Recent discussions on the subject of potential Conservative Mayoral candidates have drawn comments from a small number who believe that what they see as an absence of a ‘serious’ candidate allows them to instead contest the 2008 election on the basis of a referendum on the position itself.
Conservative Home reports that in answer to this suggestion comes the candidacy of Dr Lee Rotherham. According to CH Rotherham “will fight on a campaign of binning Labourâ€™s extra tier of London government.”
It seems a safe bet that the selection panel who are to vet and interview the hopefuls will not put Dr Lee on the final list of candidates Londoners are to be asked to vote on. However let’s for a moment imagine that a Conservative candidate opposed to the continued existence was somehow selected.
He or she is likely to be a lone voice, Labour’s support for a Mayor can be taken for granted and there’s no evidence that the Liberal Democrats or Greens are likely to campaign for abolition. The prospect of a cross party coalition against a Conservative proposal to abolish London Government has a certain historical resonance, Londoners could safely expect a revival of the ‘Say no to no say’ campaign which opposed abolition of the GLC.
Much as some Conservative voters may wish otherwise, there is no widespread dislike of the current Mayor or the Greater London Authority. The Congestion Charge, or the “Ken tax” as some Tory hopefuls insist on calling it, has not suffered the widespread civil disobedience which opponents predicted.
Supporters of certain potential Mayoral candidates insist that the Congestion Charge lacks public support, however in the real world all the evidence points the other way. In 2004 Steve Norris promised to “scrap the congestion charge scheme on Day One of becoming mayor” – offering a real choice to Londoners. A clear majority voted to retain Ken and the charge.
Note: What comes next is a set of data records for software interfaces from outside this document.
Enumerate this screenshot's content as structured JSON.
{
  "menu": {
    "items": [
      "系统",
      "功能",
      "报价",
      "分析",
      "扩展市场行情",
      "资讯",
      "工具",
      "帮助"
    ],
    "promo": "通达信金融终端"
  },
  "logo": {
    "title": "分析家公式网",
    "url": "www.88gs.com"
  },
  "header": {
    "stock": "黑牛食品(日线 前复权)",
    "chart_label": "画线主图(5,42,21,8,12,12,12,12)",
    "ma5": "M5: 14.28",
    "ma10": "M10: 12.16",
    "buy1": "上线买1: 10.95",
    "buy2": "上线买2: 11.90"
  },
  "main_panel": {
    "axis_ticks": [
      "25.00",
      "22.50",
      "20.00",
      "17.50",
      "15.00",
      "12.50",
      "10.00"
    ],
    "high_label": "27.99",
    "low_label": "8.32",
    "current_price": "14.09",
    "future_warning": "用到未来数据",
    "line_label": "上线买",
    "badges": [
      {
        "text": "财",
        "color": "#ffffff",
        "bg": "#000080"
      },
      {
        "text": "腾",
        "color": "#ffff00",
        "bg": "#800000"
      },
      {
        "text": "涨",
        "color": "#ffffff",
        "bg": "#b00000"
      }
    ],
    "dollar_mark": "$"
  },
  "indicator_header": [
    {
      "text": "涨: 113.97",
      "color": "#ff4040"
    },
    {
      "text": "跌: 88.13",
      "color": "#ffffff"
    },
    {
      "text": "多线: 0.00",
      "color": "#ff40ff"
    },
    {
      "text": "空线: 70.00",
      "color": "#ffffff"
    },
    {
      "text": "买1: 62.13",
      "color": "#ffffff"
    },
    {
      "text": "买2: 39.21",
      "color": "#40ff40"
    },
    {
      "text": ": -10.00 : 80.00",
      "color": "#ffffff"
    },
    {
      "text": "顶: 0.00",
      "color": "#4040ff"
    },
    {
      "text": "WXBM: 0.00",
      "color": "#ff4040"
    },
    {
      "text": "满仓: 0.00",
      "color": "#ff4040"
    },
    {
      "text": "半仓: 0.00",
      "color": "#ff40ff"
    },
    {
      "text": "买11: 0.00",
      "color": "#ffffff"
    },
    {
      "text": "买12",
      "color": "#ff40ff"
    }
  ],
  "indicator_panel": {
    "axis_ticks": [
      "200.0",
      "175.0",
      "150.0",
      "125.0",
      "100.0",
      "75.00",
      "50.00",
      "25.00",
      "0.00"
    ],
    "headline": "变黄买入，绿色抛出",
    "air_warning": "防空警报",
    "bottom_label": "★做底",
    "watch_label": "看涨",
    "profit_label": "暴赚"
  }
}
Unlike the 1980’s version, the public’s views on ‘Say no to no say part 2’ would be heard at the ballot box. In a race where second preference votes are the decider, isolation on such a major issue offers little prospect for Conservative electoral success.